The organizers had some challenging conditions to deal with (to put it mildly) with a HUGE wind and surf. They changed the course 3 times to get us a safe swim in this race and with only an hour delay. Hat's off. We ended up with a there and back that was roughly 1500m. It was seriously rough and I was happy that I didn't get sea sick. I came out of the water in fifth.
Once on the bike I was determined to not start too hard, to find my rhythm and stick to my race plan. It is a two lap course with the way out having a phenomenal cross wind that got worse in the second lap and a terrific tale/cross wind for the way back. The age-group men came up on the pro women pretty quick and from there it was a almost draft legal race. The rules in Australia are that as long as you are making forward progress you are allowed to slip stream (stay right behind someones wheel) right up until the point that you pass them. This enables a person to essentially rotate positions with the group creating a pack. It was the same for everyone so I suppose fair? Not ideal. The marshals tried to break it up but with 2000 people on a 2-lap course - fat chance. At 50 km I came upon an aid station in a huge group, grabbed a bottle and went slightly to the right to not hit the person just ahead. Meanwhile someone was coming in left (read chaos), caught my wheel and I fell hard. I sat there, took a deep breath, felt if anything was broken, got up, checked my bike and rode on. I think the return first lap I was in shock and had a massive wind so just went with it. On the second lap I felt flat. I ate right, drank lots, had a good attitude, pushed hard against the cross wind that felt like it was going to blow me over but saw my power plummet. I tried to respond, push through but nothing.
I eventually made it back to transition having lost many spots to my competitors and losing serious ground. I was concerned with my hips given the crash. They have enough to contend with without hitting the ground hard. I got to the transition tent and the lovely volunteer girls there were so darn positive that it was infectious. I just had to give it a go. I had to honour the hard work that I endured in Australia these past two months. I also really wanted to get to the second half of the run and see how beautiful it was - I knew I would not have another opportunity to see Melbourne this way. And so I started the long marathon to the city. Initially I walked every other aid station but then switched to every aid station. I drank more coke than I have in a few years.
By this time my attitude was just enjoy the process and finish. And so, I smiled at the incredible crowds cheering my name, thanked the amazing volunteers and gave high-fives to the kids. Getting to the second half of the run was a mini celebration. I took a bathroom break. It was truly spectacular. The ocean sat on my left and at one point there was an incredible view of the city. I thought at one point, I wish I had my camera!

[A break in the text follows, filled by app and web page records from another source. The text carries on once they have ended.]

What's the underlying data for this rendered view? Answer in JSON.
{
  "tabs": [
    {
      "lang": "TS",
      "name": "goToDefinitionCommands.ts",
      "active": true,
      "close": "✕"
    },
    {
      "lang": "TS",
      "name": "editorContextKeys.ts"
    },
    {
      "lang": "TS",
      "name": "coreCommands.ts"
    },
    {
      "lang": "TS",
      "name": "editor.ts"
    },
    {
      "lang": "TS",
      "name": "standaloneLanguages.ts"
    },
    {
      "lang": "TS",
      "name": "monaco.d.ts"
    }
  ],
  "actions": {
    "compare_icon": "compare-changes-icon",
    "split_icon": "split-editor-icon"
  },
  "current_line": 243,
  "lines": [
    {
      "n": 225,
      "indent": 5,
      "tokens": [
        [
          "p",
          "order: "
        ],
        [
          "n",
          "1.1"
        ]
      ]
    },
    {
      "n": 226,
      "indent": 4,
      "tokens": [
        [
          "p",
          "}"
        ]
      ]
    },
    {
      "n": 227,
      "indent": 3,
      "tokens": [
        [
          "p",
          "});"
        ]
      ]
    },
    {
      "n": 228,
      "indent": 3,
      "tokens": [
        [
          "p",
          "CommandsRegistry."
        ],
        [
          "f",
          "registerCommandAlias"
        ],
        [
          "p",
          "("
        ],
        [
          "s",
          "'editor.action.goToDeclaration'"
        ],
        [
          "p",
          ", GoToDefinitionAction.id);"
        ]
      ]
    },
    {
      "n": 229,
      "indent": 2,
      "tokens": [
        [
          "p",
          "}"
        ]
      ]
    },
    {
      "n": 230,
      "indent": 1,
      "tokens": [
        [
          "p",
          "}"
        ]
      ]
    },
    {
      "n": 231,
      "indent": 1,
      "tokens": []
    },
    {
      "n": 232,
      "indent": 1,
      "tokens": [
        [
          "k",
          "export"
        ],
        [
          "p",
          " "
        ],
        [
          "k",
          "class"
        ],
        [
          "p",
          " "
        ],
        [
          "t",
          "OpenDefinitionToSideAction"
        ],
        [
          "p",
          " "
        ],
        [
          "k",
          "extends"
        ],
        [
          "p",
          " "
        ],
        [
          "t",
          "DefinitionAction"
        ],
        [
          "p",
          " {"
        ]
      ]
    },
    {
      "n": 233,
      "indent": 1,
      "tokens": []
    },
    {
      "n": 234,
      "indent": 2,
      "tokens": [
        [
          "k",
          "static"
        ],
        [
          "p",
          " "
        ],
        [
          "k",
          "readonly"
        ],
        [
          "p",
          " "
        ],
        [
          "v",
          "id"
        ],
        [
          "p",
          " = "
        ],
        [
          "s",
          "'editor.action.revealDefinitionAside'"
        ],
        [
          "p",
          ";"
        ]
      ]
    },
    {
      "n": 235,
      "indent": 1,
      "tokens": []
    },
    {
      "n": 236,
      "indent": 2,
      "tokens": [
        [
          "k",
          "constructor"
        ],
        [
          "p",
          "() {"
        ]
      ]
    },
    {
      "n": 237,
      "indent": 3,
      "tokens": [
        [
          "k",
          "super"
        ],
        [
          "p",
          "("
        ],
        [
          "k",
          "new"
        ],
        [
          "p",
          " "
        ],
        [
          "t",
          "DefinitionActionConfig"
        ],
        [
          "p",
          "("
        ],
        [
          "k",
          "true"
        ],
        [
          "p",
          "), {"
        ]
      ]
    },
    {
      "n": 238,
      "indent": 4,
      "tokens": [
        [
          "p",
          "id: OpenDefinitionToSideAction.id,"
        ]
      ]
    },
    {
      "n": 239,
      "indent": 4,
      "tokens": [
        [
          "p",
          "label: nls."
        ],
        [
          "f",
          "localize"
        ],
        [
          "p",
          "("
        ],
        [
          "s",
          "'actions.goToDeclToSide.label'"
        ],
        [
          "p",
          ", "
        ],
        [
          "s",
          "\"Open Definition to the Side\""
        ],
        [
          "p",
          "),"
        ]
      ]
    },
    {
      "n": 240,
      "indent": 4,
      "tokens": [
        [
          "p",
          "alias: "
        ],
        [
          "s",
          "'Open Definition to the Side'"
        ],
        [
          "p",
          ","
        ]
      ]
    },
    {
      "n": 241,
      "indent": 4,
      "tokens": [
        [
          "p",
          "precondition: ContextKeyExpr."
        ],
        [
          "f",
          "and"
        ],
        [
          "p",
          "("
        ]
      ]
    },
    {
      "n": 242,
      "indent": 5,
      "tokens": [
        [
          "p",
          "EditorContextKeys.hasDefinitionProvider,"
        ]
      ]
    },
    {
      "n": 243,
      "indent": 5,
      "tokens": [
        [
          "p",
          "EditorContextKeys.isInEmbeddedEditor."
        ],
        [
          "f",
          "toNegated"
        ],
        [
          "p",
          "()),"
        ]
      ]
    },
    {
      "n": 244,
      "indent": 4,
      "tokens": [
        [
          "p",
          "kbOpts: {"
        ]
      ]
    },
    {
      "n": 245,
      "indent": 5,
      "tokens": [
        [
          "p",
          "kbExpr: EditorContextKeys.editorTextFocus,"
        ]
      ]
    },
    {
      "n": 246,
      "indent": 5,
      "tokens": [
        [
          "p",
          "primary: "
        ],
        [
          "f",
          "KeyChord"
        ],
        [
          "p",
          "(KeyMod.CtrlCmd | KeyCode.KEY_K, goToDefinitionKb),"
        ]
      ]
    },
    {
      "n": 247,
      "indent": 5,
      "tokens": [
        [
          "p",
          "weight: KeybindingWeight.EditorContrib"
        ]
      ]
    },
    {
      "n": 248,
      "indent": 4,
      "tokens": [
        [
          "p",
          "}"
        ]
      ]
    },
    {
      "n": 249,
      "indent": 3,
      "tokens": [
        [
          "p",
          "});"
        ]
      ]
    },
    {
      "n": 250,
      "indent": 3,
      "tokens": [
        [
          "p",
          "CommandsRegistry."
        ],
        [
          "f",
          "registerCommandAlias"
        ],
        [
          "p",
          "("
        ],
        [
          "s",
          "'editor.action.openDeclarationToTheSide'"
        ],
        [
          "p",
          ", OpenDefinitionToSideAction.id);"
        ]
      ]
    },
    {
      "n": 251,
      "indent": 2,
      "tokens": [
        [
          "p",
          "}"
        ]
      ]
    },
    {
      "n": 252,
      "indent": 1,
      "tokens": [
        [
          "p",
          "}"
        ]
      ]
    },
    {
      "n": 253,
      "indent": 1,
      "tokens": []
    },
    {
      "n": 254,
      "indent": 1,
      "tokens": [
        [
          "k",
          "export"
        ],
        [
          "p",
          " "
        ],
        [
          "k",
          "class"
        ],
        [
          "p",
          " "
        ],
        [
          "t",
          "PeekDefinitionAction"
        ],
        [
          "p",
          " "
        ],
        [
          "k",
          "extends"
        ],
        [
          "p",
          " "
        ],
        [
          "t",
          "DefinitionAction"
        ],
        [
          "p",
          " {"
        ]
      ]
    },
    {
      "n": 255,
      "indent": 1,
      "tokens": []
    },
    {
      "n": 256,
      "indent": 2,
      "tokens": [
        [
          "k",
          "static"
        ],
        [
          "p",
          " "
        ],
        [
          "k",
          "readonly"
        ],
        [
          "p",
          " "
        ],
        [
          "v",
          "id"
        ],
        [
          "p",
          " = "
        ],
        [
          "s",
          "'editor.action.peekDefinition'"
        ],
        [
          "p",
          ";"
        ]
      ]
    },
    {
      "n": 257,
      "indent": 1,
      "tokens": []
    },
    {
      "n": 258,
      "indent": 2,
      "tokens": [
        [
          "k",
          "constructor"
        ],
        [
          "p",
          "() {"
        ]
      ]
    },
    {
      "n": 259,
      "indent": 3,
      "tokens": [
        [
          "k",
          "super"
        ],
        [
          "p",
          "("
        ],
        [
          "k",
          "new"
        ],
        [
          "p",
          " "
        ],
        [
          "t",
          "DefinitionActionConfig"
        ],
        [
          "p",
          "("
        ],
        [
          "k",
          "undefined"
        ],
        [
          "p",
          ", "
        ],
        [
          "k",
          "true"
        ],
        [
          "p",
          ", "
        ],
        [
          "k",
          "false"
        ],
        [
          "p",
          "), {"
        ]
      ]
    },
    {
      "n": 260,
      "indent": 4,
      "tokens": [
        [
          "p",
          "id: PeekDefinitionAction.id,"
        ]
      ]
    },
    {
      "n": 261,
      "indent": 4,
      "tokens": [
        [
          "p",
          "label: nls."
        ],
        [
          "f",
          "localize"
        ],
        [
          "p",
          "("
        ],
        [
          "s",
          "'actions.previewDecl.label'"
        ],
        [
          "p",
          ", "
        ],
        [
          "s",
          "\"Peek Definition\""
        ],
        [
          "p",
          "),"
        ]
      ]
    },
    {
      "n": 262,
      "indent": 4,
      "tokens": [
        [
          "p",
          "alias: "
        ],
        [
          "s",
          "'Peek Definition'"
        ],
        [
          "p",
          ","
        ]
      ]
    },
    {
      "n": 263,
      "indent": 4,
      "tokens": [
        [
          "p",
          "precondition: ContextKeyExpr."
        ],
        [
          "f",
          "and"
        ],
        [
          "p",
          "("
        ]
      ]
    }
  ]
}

Toward the end I did not have leg cramps but massive chest pain. My diaphragm was cramping - rather uncomfortable. I pushed on. I made friends along the way. I never had those negative thoughts like - I hate this, I want to go home, this is stupid, I'm miserable, I failed. I just plodded and enjoyed the sights. I shut off the competitive Tenille and went for a really long run. I finished without a result that I had hoped for. It was not my day. It's done now and I am going to rest. Thanks for your support. You all were right there with me. I could feel it.
Next stop. Home.